The single subwoofer approach suffers from an unevenness in bass which is to say it is impossible to get smooth bass response in a home theater or media room from seat to seat. While one seating location might be outstanding, the other seats would suffer from bass peaks or dips…in other words, depending on the bass frequency, either too loud or too quiet. Often we’d have to design the room around just a single seat or a small group of seats while everyone else in the room suffered from these inconsistencies. The reason for this has to do with physics; sound waves bounce off of the walls, floor, and ceiling and interact with one another, causing peaks and dips at differing frequencies and at different seating positions.

Enter Dr. Floyd Toole and Todd Welti. Dr. Toole has been an invaluable asset to the sound reproduction industry and has devoted a great amount of his life to understanding how sound propagates in a home environment*. Todd Welti did a lot of experimentation with subwoofer placement, numbers, and bass sound quality. This breakthrough work on bass reproduction is a true revelation that has allowed us as home theater designers to create a room where we can significantly minimize bass response problems. The resulting whitepaper on the topic was a culmination of countless tests and acoustical models of playing with multiple subwoofers in different locations in a room to improve bass response over a much wider listening area. In the end, Dr. Toole and Todd Welti concluded that the most ideal scenario for bass reproduction is to have one subwoofer located at the midpoint of all four walls. This configuration displayed the least amount of variation in bass response from seat to seat. Alternately, four subwoofers can be used in each corner.
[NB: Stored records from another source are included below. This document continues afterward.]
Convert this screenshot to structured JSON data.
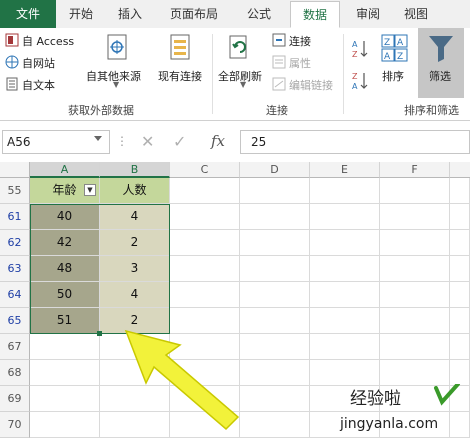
{
  "tabs": [
    {
      "label": "文件",
      "kind": "file"
    },
    {
      "label": "开始",
      "kind": "normal"
    },
    {
      "label": "插入",
      "kind": "normal"
    },
    {
      "label": "页面布局",
      "kind": "normal"
    },
    {
      "label": "公式",
      "kind": "normal"
    },
    {
      "label": "数据",
      "kind": "active"
    },
    {
      "label": "审阅",
      "kind": "normal"
    },
    {
      "label": "视图",
      "kind": "normal"
    }
  ],
  "ribbon": {
    "get_external": {
      "access": "自 Access",
      "web": "自网站",
      "text": "自文本",
      "other_sources": "自其他来源",
      "existing": "现有连接",
      "group_label": "获取外部数据"
    },
    "connections": {
      "refresh_all": "全部刷新",
      "connections": "连接",
      "properties": "属性",
      "edit_links": "编辑链接",
      "group_label": "连接"
    },
    "sort_filter": {
      "sort": "排序",
      "filter": "筛选",
      "group_label": "排序和筛选"
    }
  },
  "formula_bar": {
    "name_box": "A56",
    "value": "25"
  },
  "columns": [
    "A",
    "B",
    "C",
    "D",
    "E",
    "F"
  ],
  "rows": [
    {
      "num": "55",
      "a": "年龄",
      "b": "人数",
      "header": true
    },
    {
      "num": "61",
      "a": "40",
      "b": "4"
    },
    {
      "num": "62",
      "a": "42",
      "b": "2"
    },
    {
      "num": "63",
      "a": "48",
      "b": "3"
    },
    {
      "num": "64",
      "a": "50",
      "b": "4"
    },
    {
      "num": "65",
      "a": "51",
      "b": "2"
    },
    {
      "num": "67",
      "a": "",
      "b": ""
    },
    {
      "num": "68",
      "a": "",
      "b": ""
    },
    {
      "num": "69",
      "a": "",
      "b": ""
    },
    {
      "num": "70",
      "a": "",
      "b": ""
    }
  ],
  "colors": {
    "accent": "#217346",
    "filtered_row_number": "#1f3fa6",
    "header_fill": "#c4d79b",
    "col_a_fill": "#a6a68c",
    "col_b_fill": "#d9d7be",
    "arrow": "#f2f23a"
  },
  "watermark": {
    "line1": "经验啦",
    "line2": "jingyanla.com"
  }
}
The best analogy that can be made to illustrate the point is to imagine you are at the beach and it’s time to pack up and head home. As is always the case of beach going you’ve managed to collect a fair amount of sand on your blanket and you’d rather not bring that home with you so you start to shake the sand off the blanket. Now imagine how best to hold the blanket so you have the maximum amount of control over the surface area. Would holding just a single corner of the blanket work? It certainly would, but wouldn’t you have much more control over the blanket if you got some help and had all four sides of the blanket held firmly in place? Of course! Now just imagine sound waves traveling through your room like a blanket and the subwoofers in the midpoint of all four sides working to provide the most even coverage.

Now I realize four subwoofers may not be logistically or even practically feasible in many home theaters. Fortunately two subwoofers opposing each other at the mid-point of the wall also works well. Either scenario will provide you with a far more even response from seat to seat than the traditional single subwoofer approach would.
This is just the most cursory of overviews to shed some light on this topic. If you would like to learn more about the work that went into this I strongly encourage you to read a whitepaper by Research Acoustician Todd Welti (instigated by Dr. Floyd Toole) which is available for download from Harman’s website at this link Subwoofers, Optimum Number and Locations. Todd is still continuing his research and will publish new findings this Fall. Stay tuned…
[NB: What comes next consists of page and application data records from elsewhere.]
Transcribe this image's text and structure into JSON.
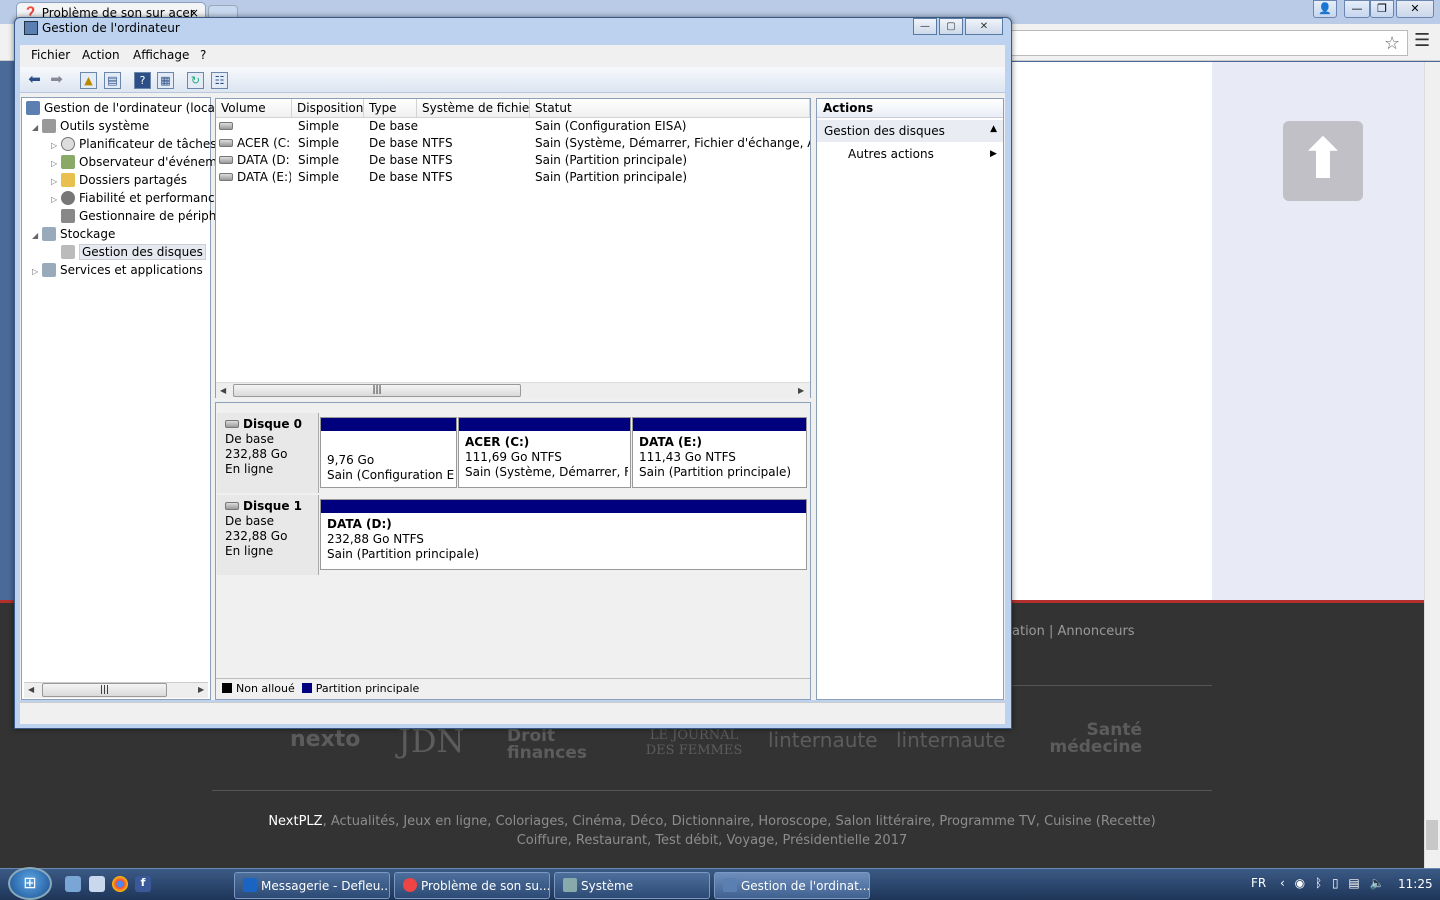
{
  "browser": {
    "tab_title": "Problème de son sur acer",
    "tab_close": "×",
    "footer_links": "ation  |  Annonceurs",
    "logos": [
      "nexto",
      "JDN",
      "Droit finances",
      "LE JOURNAL DES FEMMES",
      "linternaute",
      "linternaute",
      "Santé médecine"
    ],
    "nextplz_brand": "NextPLZ",
    "nextplz_links_1": ", Actualités, Jeux en ligne, Coloriages, Cinéma, Déco, Dictionnaire, Horoscope, Salon littéraire, Programme TV, Cuisine (Recette)",
    "nextplz_links_2": "Coiffure, Restaurant, Test débit, Voyage, Présidentielle 2017"
  },
  "window": {
    "title": "Gestion de l'ordinateur",
    "menu": [
      "Fichier",
      "Action",
      "Affichage",
      "?"
    ]
  },
  "tree": {
    "root": "Gestion de l'ordinateur (local)",
    "system_tools": "Outils système",
    "task_scheduler": "Planificateur de tâches",
    "event_viewer": "Observateur d'événeme",
    "shared_folders": "Dossiers partagés",
    "reliability": "Fiabilité et performance",
    "device_manager": "Gestionnaire de périphé",
    "storage": "Stockage",
    "disk_management": "Gestion des disques",
    "services": "Services et applications"
  },
  "list": {
    "headers": [
      "Volume",
      "Disposition",
      "Type",
      "Système de fichiers",
      "Statut"
    ],
    "rows": [
      {
        "volume": "",
        "layout": "Simple",
        "type": "De base",
        "fs": "",
        "status": "Sain (Configuration EISA)"
      },
      {
        "volume": "ACER (C:)",
        "layout": "Simple",
        "type": "De base",
        "fs": "NTFS",
        "status": "Sain (Système, Démarrer, Fichier d'échange, Actif, Vi"
      },
      {
        "volume": "DATA (D:)",
        "layout": "Simple",
        "type": "De base",
        "fs": "NTFS",
        "status": "Sain (Partition principale)"
      },
      {
        "volume": "DATA (E:)",
        "layout": "Simple",
        "type": "De base",
        "fs": "NTFS",
        "status": "Sain (Partition principale)"
      }
    ]
  },
  "disks": [
    {
      "name": "Disque 0",
      "kind": "De base",
      "size": "232,88 Go",
      "state": "En ligne",
      "partitions": [
        {
          "label": "",
          "size": "9,76 Go",
          "status": "Sain (Configuration EIS"
        },
        {
          "label": "ACER  (C:)",
          "size": "111,69 Go NTFS",
          "status": "Sain (Système, Démarrer, Fichi"
        },
        {
          "label": "DATA  (E:)",
          "size": "111,43 Go NTFS",
          "status": "Sain (Partition principale)"
        }
      ]
    },
    {
      "name": "Disque 1",
      "kind": "De base",
      "size": "232,88 Go",
      "state": "En ligne",
      "partitions": [
        {
          "label": "DATA  (D:)",
          "size": "232,88 Go NTFS",
          "status": "Sain (Partition principale)"
        }
      ]
    }
  ],
  "legend": {
    "unallocated": "Non alloué",
    "primary": "Partition principale"
  },
  "actions": {
    "title": "Actions",
    "group": "Gestion des disques",
    "more": "Autres actions"
  },
  "taskbar": {
    "tasks": [
      "Messagerie - Defleu...",
      "Problème de son su...",
      "Système",
      "Gestion de l'ordinat..."
    ],
    "lang": "FR",
    "clock": "11:25"
  },
  "colors": {
    "partition_bar": "#00007e",
    "footer_accent": "#b3302d"
  }
}
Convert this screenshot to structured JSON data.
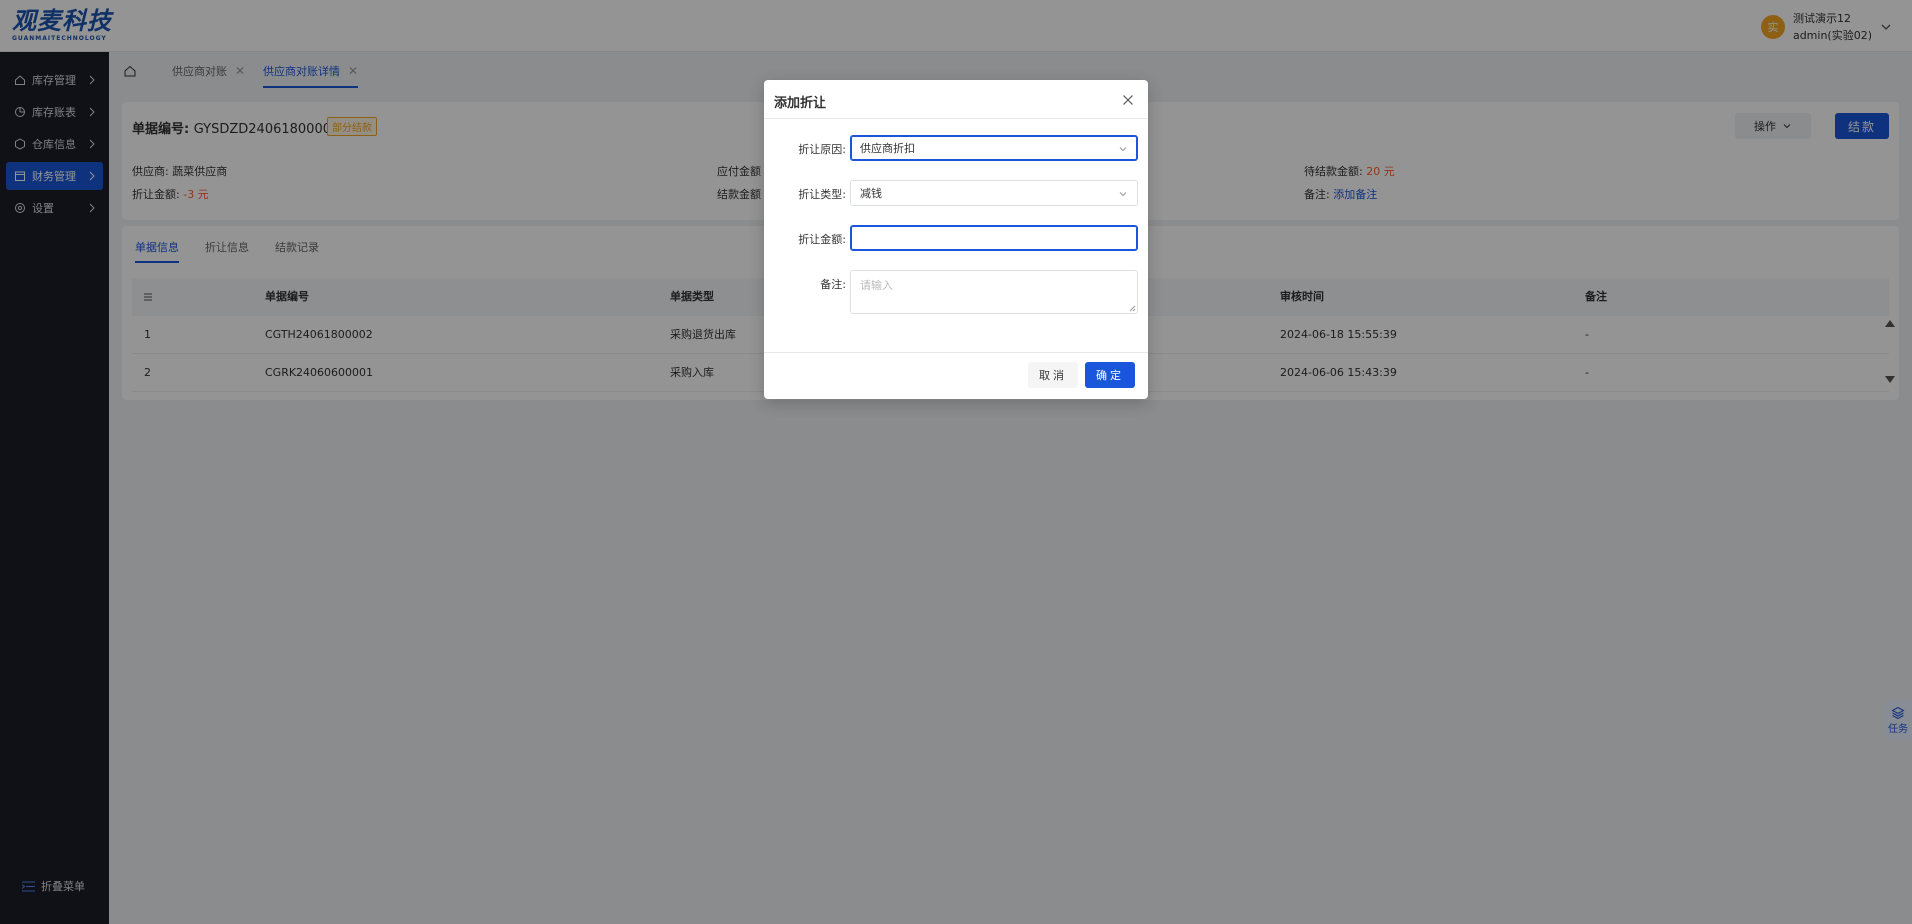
{
  "brand": {
    "logo": "观麦科技",
    "logo_sub": "GUANMAITECHNOLOGY"
  },
  "user": {
    "avatar": "实",
    "name": "测试演示12",
    "account": "admin(实验02)"
  },
  "sidebar": {
    "items": [
      {
        "label": "库存管理",
        "icon": "home-icon"
      },
      {
        "label": "库存账表",
        "icon": "chart-icon"
      },
      {
        "label": "仓库信息",
        "icon": "cube-icon"
      },
      {
        "label": "财务管理",
        "icon": "finance-icon"
      },
      {
        "label": "设置",
        "icon": "gear-icon"
      }
    ],
    "collapse_label": "折叠菜单"
  },
  "tabs": [
    {
      "label": "供应商对账"
    },
    {
      "label": "供应商对账详情"
    }
  ],
  "detail": {
    "doc_no_label": "单据编号:",
    "doc_no": "GYSDZD24061800004",
    "status": "部分结款",
    "op_label": "操作",
    "settle_label": "结款",
    "supplier_label": "供应商:",
    "supplier": "蔬菜供应商",
    "discount_label": "折让金额:",
    "discount": "-3 元",
    "payable_label": "应付金额",
    "settled_label": "结款金额",
    "pending_label": "待结款金额:",
    "pending": "20 元",
    "remark_label": "备注:",
    "remark_link": "添加备注"
  },
  "subtabs": [
    {
      "label": "单据信息"
    },
    {
      "label": "折让信息"
    },
    {
      "label": "结款记录"
    }
  ],
  "table": {
    "columns": [
      "单据编号",
      "单据类型",
      "审核时间",
      "备注"
    ],
    "rows": [
      {
        "idx": "1",
        "no": "CGTH24061800002",
        "type": "采购退货出库",
        "time": "2024-06-18 15:55:39",
        "remark": "-"
      },
      {
        "idx": "2",
        "no": "CGRK24060600001",
        "type": "采购入库",
        "time": "2024-06-06 15:43:39",
        "remark": "-"
      }
    ]
  },
  "task_label": "任务",
  "modal": {
    "title": "添加折让",
    "reason_label": "折让原因:",
    "reason_value": "供应商折扣",
    "type_label": "折让类型:",
    "type_value": "减钱",
    "amount_label": "折让金额:",
    "amount_value": "",
    "remark_label": "备注:",
    "remark_placeholder": "请输入",
    "cancel": "取消",
    "ok": "确定"
  },
  "colors": {
    "primary": "#1a56db",
    "sidebar_bg": "#1c1e26",
    "warn": "#f5a623",
    "danger": "#ff5b2e"
  }
}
You might be wondering how ugly a home theater can look with four subwoofers taking up space in the room. The good news is that there are many subwoofer options available today, including good-quality in-wall subwoofers. Hiding technology in an aesthetically pleasing way is something we’re good at; we’ve won many industry awards for doing so, including eight Best Home Theater awards. Our best advice is to get a professional home theater designer (like us!) on board as early as possible in the design process so not only are the aesthetics as good as they can be, but the picture and sound performance is optimal, too. Feel free to call or email me at chris.montreuil@dsientertainment.com if you are in the Southern California area to get started. Offices in Los Angeles, Santa Barbara, and Newport Beach. For more home theater advice, feel free to download the Top Home Theater Tips whitepaper.
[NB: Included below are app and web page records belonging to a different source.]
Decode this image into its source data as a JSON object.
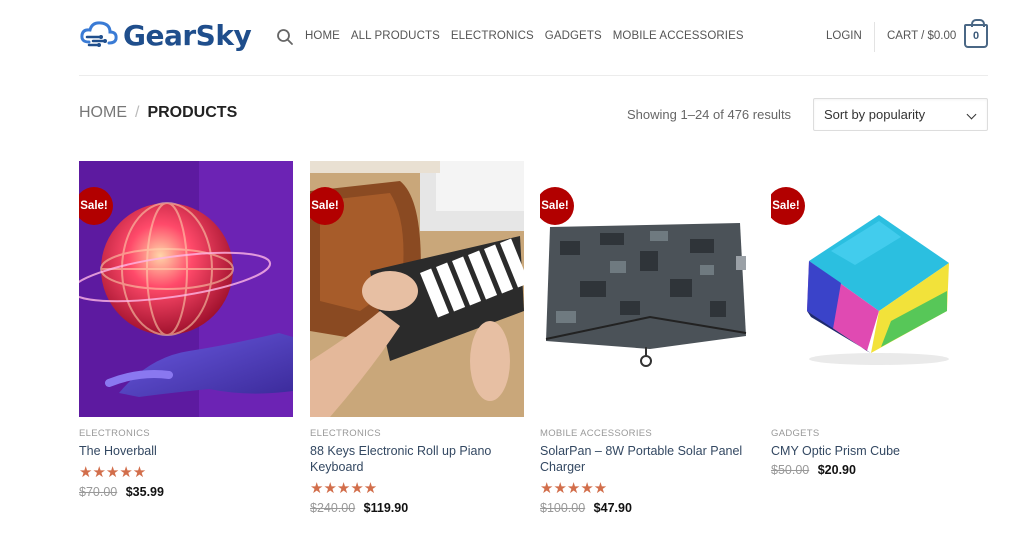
{
  "brand": {
    "name": "GearSky"
  },
  "nav": {
    "items": [
      "Home",
      "All Products",
      "Electronics",
      "Gadgets",
      "Mobile Accessories"
    ]
  },
  "header": {
    "login": "LOGIN",
    "cart_label": "CART / $0.00",
    "cart_count": "0"
  },
  "breadcrumb": {
    "home": "HOME",
    "separator": "/",
    "current": "PRODUCTS"
  },
  "results": "Showing 1–24 of 476 results",
  "sort": {
    "selected": "Sort by popularity"
  },
  "colors": {
    "brand": "#1f4e8c",
    "sale_badge": "#b20000",
    "stars": "#d26e4b",
    "link": "#334862"
  },
  "products": [
    {
      "badge": "Sale!",
      "category": "ELECTRONICS",
      "title": "The Hoverball",
      "rating": 5,
      "old_price": "$70.00",
      "price": "$35.99"
    },
    {
      "badge": "Sale!",
      "category": "ELECTRONICS",
      "title": "88 Keys Electronic Roll up Piano Keyboard",
      "rating": 5,
      "old_price": "$240.00",
      "price": "$119.90"
    },
    {
      "badge": "Sale!",
      "category": "MOBILE ACCESSORIES",
      "title": "SolarPan – 8W Portable Solar Panel Charger",
      "rating": 5,
      "old_price": "$100.00",
      "price": "$47.90"
    },
    {
      "badge": "Sale!",
      "category": "GADGETS",
      "title": "CMY Optic Prism Cube",
      "rating": null,
      "old_price": "$50.00",
      "price": "$20.90"
    }
  ]
}
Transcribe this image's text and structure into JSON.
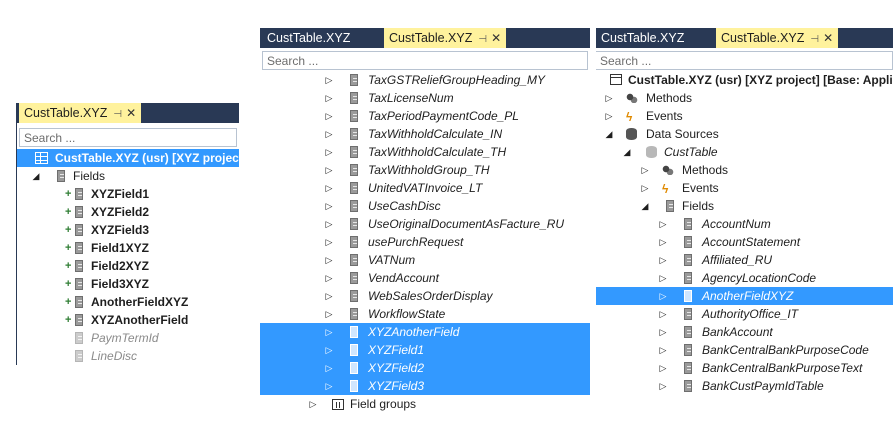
{
  "panel1": {
    "tab_inactive": "",
    "tab_active": "CustTable.XYZ",
    "search_placeholder": "Search ...",
    "root": "CustTable.XYZ (usr) [XYZ project]",
    "fields_label": "Fields",
    "fields": [
      {
        "label": "XYZField1",
        "style": "bold",
        "added": true
      },
      {
        "label": "XYZField2",
        "style": "bold",
        "added": true
      },
      {
        "label": "XYZField3",
        "style": "bold",
        "added": true
      },
      {
        "label": "Field1XYZ",
        "style": "bold",
        "added": true
      },
      {
        "label": "Field2XYZ",
        "style": "bold",
        "added": true
      },
      {
        "label": "Field3XYZ",
        "style": "bold",
        "added": true
      },
      {
        "label": "AnotherFieldXYZ",
        "style": "bold",
        "added": true
      },
      {
        "label": "XYZAnotherField",
        "style": "bold",
        "added": true
      },
      {
        "label": "PaymTermId",
        "style": "dim",
        "added": false
      },
      {
        "label": "LineDisc",
        "style": "dim",
        "added": false
      }
    ]
  },
  "panel2": {
    "tab_inactive": "CustTable.XYZ",
    "tab_active": "CustTable.XYZ",
    "search_placeholder": "Search ...",
    "fields": [
      {
        "label": "TaxGSTReliefGroupHeading_MY",
        "selected": false
      },
      {
        "label": "TaxLicenseNum",
        "selected": false
      },
      {
        "label": "TaxPeriodPaymentCode_PL",
        "selected": false
      },
      {
        "label": "TaxWithholdCalculate_IN",
        "selected": false
      },
      {
        "label": "TaxWithholdCalculate_TH",
        "selected": false
      },
      {
        "label": "TaxWithholdGroup_TH",
        "selected": false
      },
      {
        "label": "UnitedVATInvoice_LT",
        "selected": false
      },
      {
        "label": "UseCashDisc",
        "selected": false
      },
      {
        "label": "UseOriginalDocumentAsFacture_RU",
        "selected": false
      },
      {
        "label": "usePurchRequest",
        "selected": false
      },
      {
        "label": "VATNum",
        "selected": false
      },
      {
        "label": "VendAccount",
        "selected": false
      },
      {
        "label": "WebSalesOrderDisplay",
        "selected": false
      },
      {
        "label": "WorkflowState",
        "selected": false
      },
      {
        "label": "XYZAnotherField",
        "selected": true
      },
      {
        "label": "XYZField1",
        "selected": true
      },
      {
        "label": "XYZField2",
        "selected": true
      },
      {
        "label": "XYZField3",
        "selected": true
      }
    ],
    "field_groups_label": "Field groups"
  },
  "panel3": {
    "tab_inactive": "CustTable.XYZ",
    "tab_active": "CustTable.XYZ",
    "search_placeholder": "Search ...",
    "root": "CustTable.XYZ (usr) [XYZ project] [Base: Appli",
    "methods_label": "Methods",
    "events_label": "Events",
    "datasources_label": "Data Sources",
    "custtable_label": "CustTable",
    "ds_methods_label": "Methods",
    "ds_events_label": "Events",
    "ds_fields_label": "Fields",
    "fields": [
      {
        "label": "AccountNum",
        "selected": false
      },
      {
        "label": "AccountStatement",
        "selected": false
      },
      {
        "label": "Affiliated_RU",
        "selected": false
      },
      {
        "label": "AgencyLocationCode",
        "selected": false
      },
      {
        "label": "AnotherFieldXYZ",
        "selected": true
      },
      {
        "label": "AuthorityOffice_IT",
        "selected": false
      },
      {
        "label": "BankAccount",
        "selected": false
      },
      {
        "label": "BankCentralBankPurposeCode",
        "selected": false
      },
      {
        "label": "BankCentralBankPurposeText",
        "selected": false
      },
      {
        "label": "BankCustPaymIdTable",
        "selected": false
      }
    ]
  }
}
* if you’d like to learn more about Dr. Toole’s sound reproduction research, here is a link to his book on Amazon: Sound Reproduction